** Opening INFORMATION block **

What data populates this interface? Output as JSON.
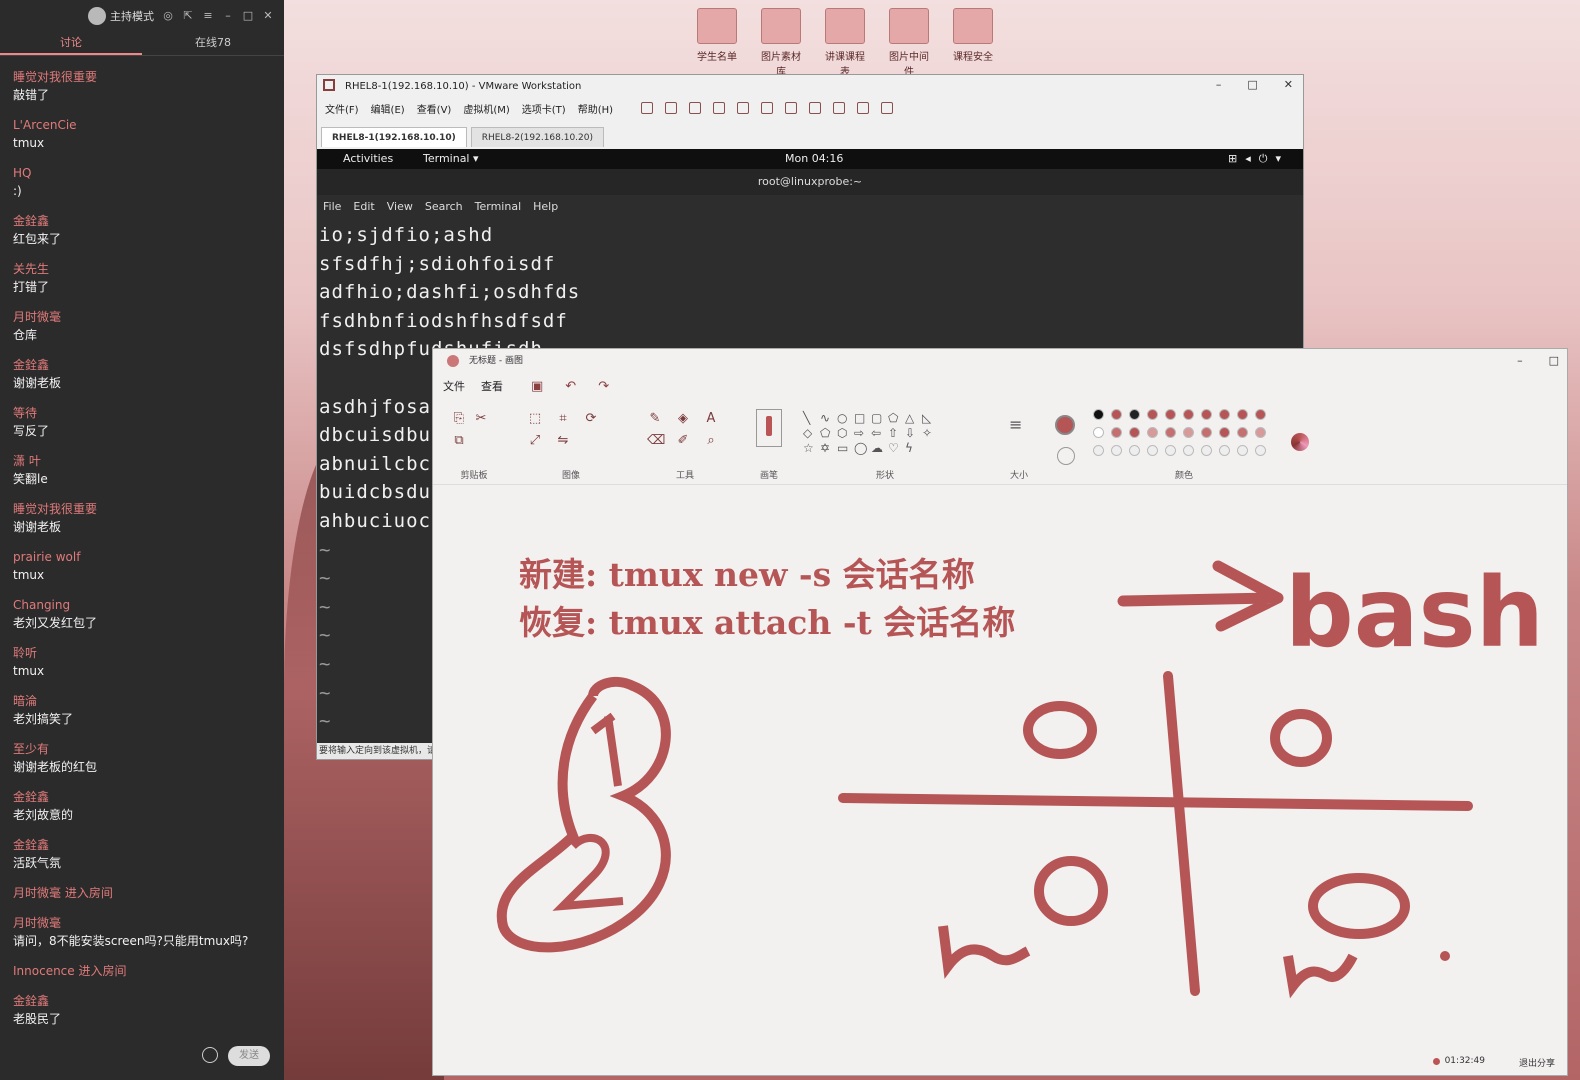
{
  "chat": {
    "mode": "主持模式",
    "tabs": [
      "讨论",
      "在线78"
    ],
    "messages": [
      {
        "name": "睡觉对我很重要",
        "text": "敲错了"
      },
      {
        "name": "L'ArcenCie",
        "text": "tmux"
      },
      {
        "name": "HQ",
        "text": ":)"
      },
      {
        "name": "金銓鑫",
        "text": "红包来了"
      },
      {
        "name": "关先生",
        "text": "打错了"
      },
      {
        "name": "月时微毫",
        "text": "仓库"
      },
      {
        "name": "金銓鑫",
        "text": "谢谢老板"
      },
      {
        "name": "等待",
        "text": "写反了"
      },
      {
        "name": "潇   叶",
        "text": "笑翻le"
      },
      {
        "name": "睡觉对我很重要",
        "text": "谢谢老板"
      },
      {
        "name": "prairie wolf",
        "text": "tmux"
      },
      {
        "name": "Changing",
        "text": "老刘又发红包了"
      },
      {
        "name": "聆听",
        "text": "tmux"
      },
      {
        "name": "暗淪",
        "text": "老刘搞笑了"
      },
      {
        "name": "至少有",
        "text": "谢谢老板的红包"
      },
      {
        "name": "金銓鑫",
        "text": "老刘故意的"
      },
      {
        "name": "金銓鑫",
        "text": "活跃气氛"
      },
      {
        "name": "月时微毫 进入房间",
        "text": ""
      },
      {
        "name": "月时微毫",
        "text": "请问，8不能安装screen吗?只能用tmux吗?"
      },
      {
        "name": "Innocence 进入房间",
        "text": ""
      },
      {
        "name": "金銓鑫",
        "text": "老股民了"
      }
    ],
    "send_label": "发送"
  },
  "desktop": {
    "icons": [
      "学生名单",
      "图片素材库",
      "讲课课程表",
      "图片中间件",
      "课程安全"
    ]
  },
  "vmware": {
    "title": "RHEL8-1(192.168.10.10) - VMware Workstation",
    "menu": [
      "文件(F)",
      "编辑(E)",
      "查看(V)",
      "虚拟机(M)",
      "选项卡(T)",
      "帮助(H)"
    ],
    "tabs": [
      "RHEL8-1(192.168.10.10)",
      "RHEL8-2(192.168.10.20)"
    ],
    "status": "要将输入定向到该虚拟机，请"
  },
  "gnome": {
    "activities": "Activities",
    "app_menu": "Terminal ▾",
    "clock": "Mon 04:16"
  },
  "terminal": {
    "title": "root@linuxprobe:~",
    "menu": [
      "File",
      "Edit",
      "View",
      "Search",
      "Terminal",
      "Help"
    ],
    "lines": [
      "io;sjdfio;ashd",
      "sfsdfhj;sdiohfoisdf",
      "adfhio;dashfi;osdhfds",
      "fsdhbnfiodshfhsdfsdf",
      "dsfsdhpfudshufisdh",
      "",
      "asdhjfosa",
      "dbcuisdbu",
      "abnuilcbc",
      "buidcbsdu",
      "ahbuciuoc",
      "~",
      "~",
      "~",
      "~",
      "~",
      "~",
      "~"
    ]
  },
  "paint": {
    "title": "无标题 - 画图",
    "tabs": [
      "文件",
      "查看"
    ],
    "groups": [
      "剪贴板",
      "图像",
      "工具",
      "画笔",
      "形状",
      "大小",
      "颜色"
    ],
    "canvas_text_1": "新建: tmux new -s 会话名称",
    "canvas_text_2": "恢复: tmux attach -t 会话名称",
    "handwriting": "bash",
    "timer": "01:32:49",
    "share": "退出分享",
    "accent_color": "#b55555"
  }
}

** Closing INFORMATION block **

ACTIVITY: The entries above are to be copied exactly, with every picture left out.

EXERCISE RESULT:
What data populates this interface? Output as JSON.
{
  "chat": {
    "mode": "主持模式",
    "tabs": [
      "讨论",
      "在线78"
    ],
    "messages": [
      {
        "name": "睡觉对我很重要",
        "text": "敲错了"
      },
      {
        "name": "L'ArcenCie",
        "text": "tmux"
      },
      {
        "name": "HQ",
        "text": ":)"
      },
      {
        "name": "金銓鑫",
        "text": "红包来了"
      },
      {
        "name": "关先生",
        "text": "打错了"
      },
      {
        "name": "月时微毫",
        "text": "仓库"
      },
      {
        "name": "金銓鑫",
        "text": "谢谢老板"
      },
      {
        "name": "等待",
        "text": "写反了"
      },
      {
        "name": "潇   叶",
        "text": "笑翻le"
      },
      {
        "name": "睡觉对我很重要",
        "text": "谢谢老板"
      },
      {
        "name": "prairie wolf",
        "text": "tmux"
      },
      {
        "name": "Changing",
        "text": "老刘又发红包了"
      },
      {
        "name": "聆听",
        "text": "tmux"
      },
      {
        "name": "暗淪",
        "text": "老刘搞笑了"
      },
      {
        "name": "至少有",
        "text": "谢谢老板的红包"
      },
      {
        "name": "金銓鑫",
        "text": "老刘故意的"
      },
      {
        "name": "金銓鑫",
        "text": "活跃气氛"
      },
      {
        "name": "月时微毫 进入房间",
        "text": ""
      },
      {
        "name": "月时微毫",
        "text": "请问，8不能安装screen吗?只能用tmux吗?"
      },
      {
        "name": "Innocence 进入房间",
        "text": ""
      },
      {
        "name": "金銓鑫",
        "text": "老股民了"
      }
    ],
    "send_label": "发送"
  },
  "desktop": {
    "icons": [
      "学生名单",
      "图片素材库",
      "讲课课程表",
      "图片中间件",
      "课程安全"
    ]
  },
  "vmware": {
    "title": "RHEL8-1(192.168.10.10) - VMware Workstation",
    "menu": [
      "文件(F)",
      "编辑(E)",
      "查看(V)",
      "虚拟机(M)",
      "选项卡(T)",
      "帮助(H)"
    ],
    "tabs": [
      "RHEL8-1(192.168.10.10)",
      "RHEL8-2(192.168.10.20)"
    ],
    "status": "要将输入定向到该虚拟机，请"
  },
  "gnome": {
    "activities": "Activities",
    "app_menu": "Terminal ▾",
    "clock": "Mon 04:16"
  },
  "terminal": {
    "title": "root@linuxprobe:~",
    "menu": [
      "File",
      "Edit",
      "View",
      "Search",
      "Terminal",
      "Help"
    ],
    "lines": [
      "io;sjdfio;ashd",
      "sfsdfhj;sdiohfoisdf",
      "adfhio;dashfi;osdhfds",
      "fsdhbnfiodshfhsdfsdf",
      "dsfsdhpfudshufisdh",
      "",
      "asdhjfosa",
      "dbcuisdbu",
      "abnuilcbc",
      "buidcbsdu",
      "ahbuciuoc",
      "~",
      "~",
      "~",
      "~",
      "~",
      "~",
      "~"
    ]
  },
  "paint": {
    "title": "无标题 - 画图",
    "tabs": [
      "文件",
      "查看"
    ],
    "groups": [
      "剪贴板",
      "图像",
      "工具",
      "画笔",
      "形状",
      "大小",
      "颜色"
    ],
    "canvas_text_1": "新建: tmux new -s 会话名称",
    "canvas_text_2": "恢复: tmux attach -t 会话名称",
    "handwriting": "bash",
    "timer": "01:32:49",
    "share": "退出分享",
    "accent_color": "#b55555"
  }
}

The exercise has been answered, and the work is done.